> _TASK INSTRUCTIONS_
Your reply should contain the whole listing below, repeated exactly, and no images.

> _DATA FOR ANALYSIS_
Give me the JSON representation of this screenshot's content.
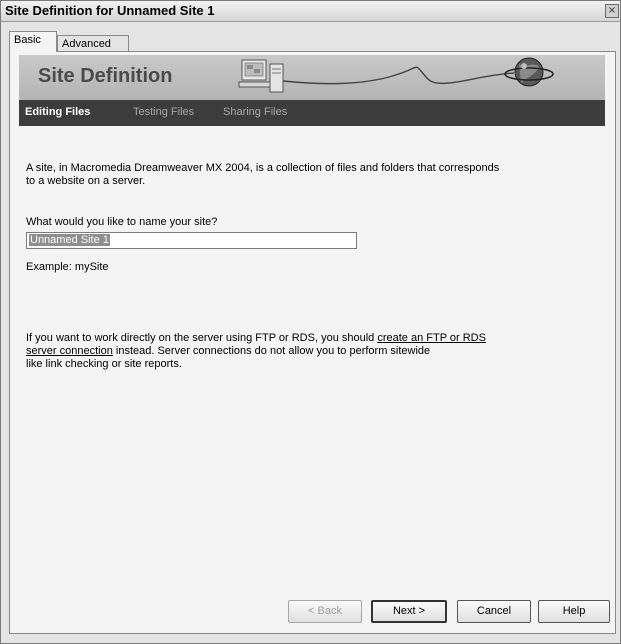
{
  "window": {
    "title": "Site Definition for Unnamed Site 1",
    "close_glyph": "×"
  },
  "tabs": [
    {
      "label": "Basic"
    },
    {
      "label": "Advanced"
    }
  ],
  "banner": {
    "title": "Site Definition"
  },
  "wizard_steps": [
    {
      "label": "Editing Files"
    },
    {
      "label": "Testing Files"
    },
    {
      "label": "Sharing Files"
    }
  ],
  "content": {
    "intro_line1": "A site, in Macromedia Dreamweaver MX 2004, is a collection of files and folders that corresponds",
    "intro_line2": "to a website on a server.",
    "name_question": "What would you like to name your site?",
    "site_name_value": "Unnamed Site 1",
    "example": "Example: mySite",
    "ftp_line1_prefix": "If you want to work directly on the server using FTP or RDS, you should ",
    "ftp_link_part1": "create an FTP or RDS",
    "ftp_link_part2": "server connection",
    "ftp_line2_suffix": " instead. Server connections do not allow you to perform sitewide",
    "ftp_line3": "like link checking or site reports."
  },
  "buttons": {
    "back": "< Back",
    "next": "Next >",
    "cancel": "Cancel",
    "help": "Help"
  }
}
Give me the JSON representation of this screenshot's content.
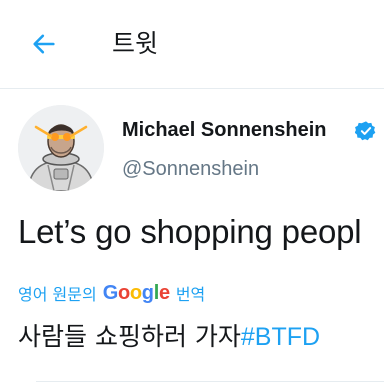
{
  "header": {
    "title": "트윗",
    "back_icon": "back-arrow-icon"
  },
  "tweet": {
    "display_name": "Michael Sonnenshein",
    "handle": "@Sonnenshein",
    "text": "Let’s go shopping peopl",
    "verified_icon": "verified-badge-icon",
    "translate": {
      "prefix": "영어 원문의",
      "provider": "Google",
      "suffix": "번역"
    },
    "translation": {
      "text": "사람들 쇼핑하러 가자",
      "hashtag": "#BTFD"
    }
  },
  "colors": {
    "accent": "#1da1f2",
    "text_primary": "#14171a",
    "text_secondary": "#657786",
    "divider": "#e6ecf0"
  }
}
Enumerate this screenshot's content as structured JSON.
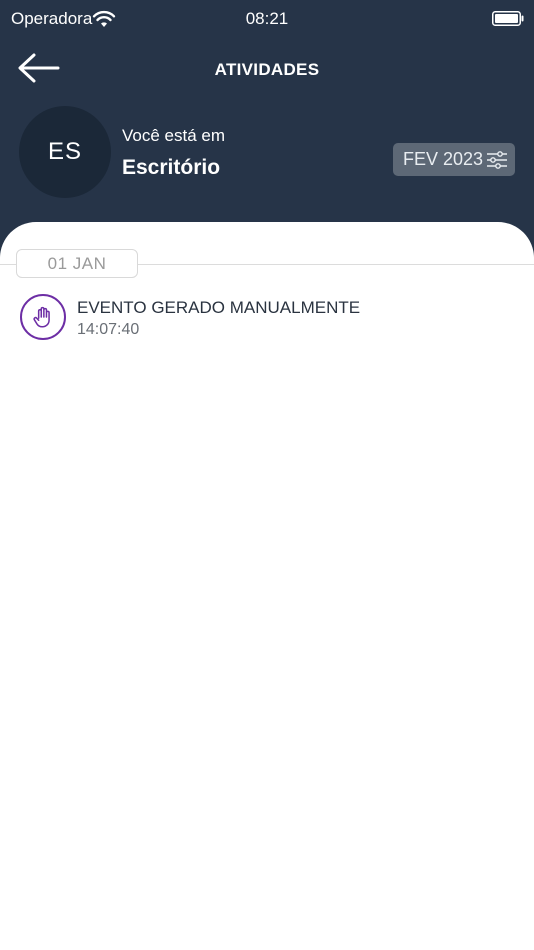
{
  "status_bar": {
    "carrier": "Operadora",
    "time": "08:21"
  },
  "header": {
    "title": "ATIVIDADES"
  },
  "location": {
    "initials": "ES",
    "label": "Você está em",
    "name": "Escritório"
  },
  "filter": {
    "period": "FEV 2023"
  },
  "activities": {
    "date": "01 JAN",
    "items": [
      {
        "title": "EVENTO GERADO MANUALMENTE",
        "time": "14:07:40",
        "icon": "hand-icon"
      }
    ]
  },
  "colors": {
    "header_bg": "#263448",
    "avatar_bg": "#1b2838",
    "filter_bg": "#5d6876",
    "event_accent": "#6d2ea5"
  }
}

> _RESULT FOR THIS TASK_
Give me the JSON representation of this screenshot's content.
{
  "window": {
    "title": "Site Definition for Unnamed Site 1",
    "close_glyph": "×"
  },
  "tabs": [
    {
      "label": "Basic"
    },
    {
      "label": "Advanced"
    }
  ],
  "banner": {
    "title": "Site Definition"
  },
  "wizard_steps": [
    {
      "label": "Editing Files"
    },
    {
      "label": "Testing Files"
    },
    {
      "label": "Sharing Files"
    }
  ],
  "content": {
    "intro_line1": "A site, in Macromedia Dreamweaver MX 2004, is a collection of files and folders that corresponds",
    "intro_line2": "to a website on a server.",
    "name_question": "What would you like to name your site?",
    "site_name_value": "Unnamed Site 1",
    "example": "Example: mySite",
    "ftp_line1_prefix": "If you want to work directly on the server using FTP or RDS, you should ",
    "ftp_link_part1": "create an FTP or RDS",
    "ftp_link_part2": "server connection",
    "ftp_line2_suffix": " instead. Server connections do not allow you to perform sitewide",
    "ftp_line3": "like link checking or site reports."
  },
  "buttons": {
    "back": "< Back",
    "next": "Next >",
    "cancel": "Cancel",
    "help": "Help"
  }
}
Give me the JSON representation of this screenshot's content.
{
  "header": {
    "title": "트윗",
    "back_icon": "back-arrow-icon"
  },
  "tweet": {
    "display_name": "Michael Sonnenshein",
    "handle": "@Sonnenshein",
    "text": "Let’s go shopping peopl",
    "verified_icon": "verified-badge-icon",
    "translate": {
      "prefix": "영어 원문의",
      "provider": "Google",
      "suffix": "번역"
    },
    "translation": {
      "text": "사람들 쇼핑하러 가자",
      "hashtag": "#BTFD"
    }
  },
  "colors": {
    "accent": "#1da1f2",
    "text_primary": "#14171a",
    "text_secondary": "#657786",
    "divider": "#e6ecf0"
  }
}
Enumerate this screenshot's content as structured JSON.
{
  "status_bar": {
    "carrier": "Operadora",
    "time": "08:21"
  },
  "header": {
    "title": "ATIVIDADES"
  },
  "location": {
    "initials": "ES",
    "label": "Você está em",
    "name": "Escritório"
  },
  "filter": {
    "period": "FEV 2023"
  },
  "activities": {
    "date": "01 JAN",
    "items": [
      {
        "title": "EVENTO GERADO MANUALMENTE",
        "time": "14:07:40",
        "icon": "hand-icon"
      }
    ]
  },
  "colors": {
    "header_bg": "#263448",
    "avatar_bg": "#1b2838",
    "filter_bg": "#5d6876",
    "event_accent": "#6d2ea5"
  }
}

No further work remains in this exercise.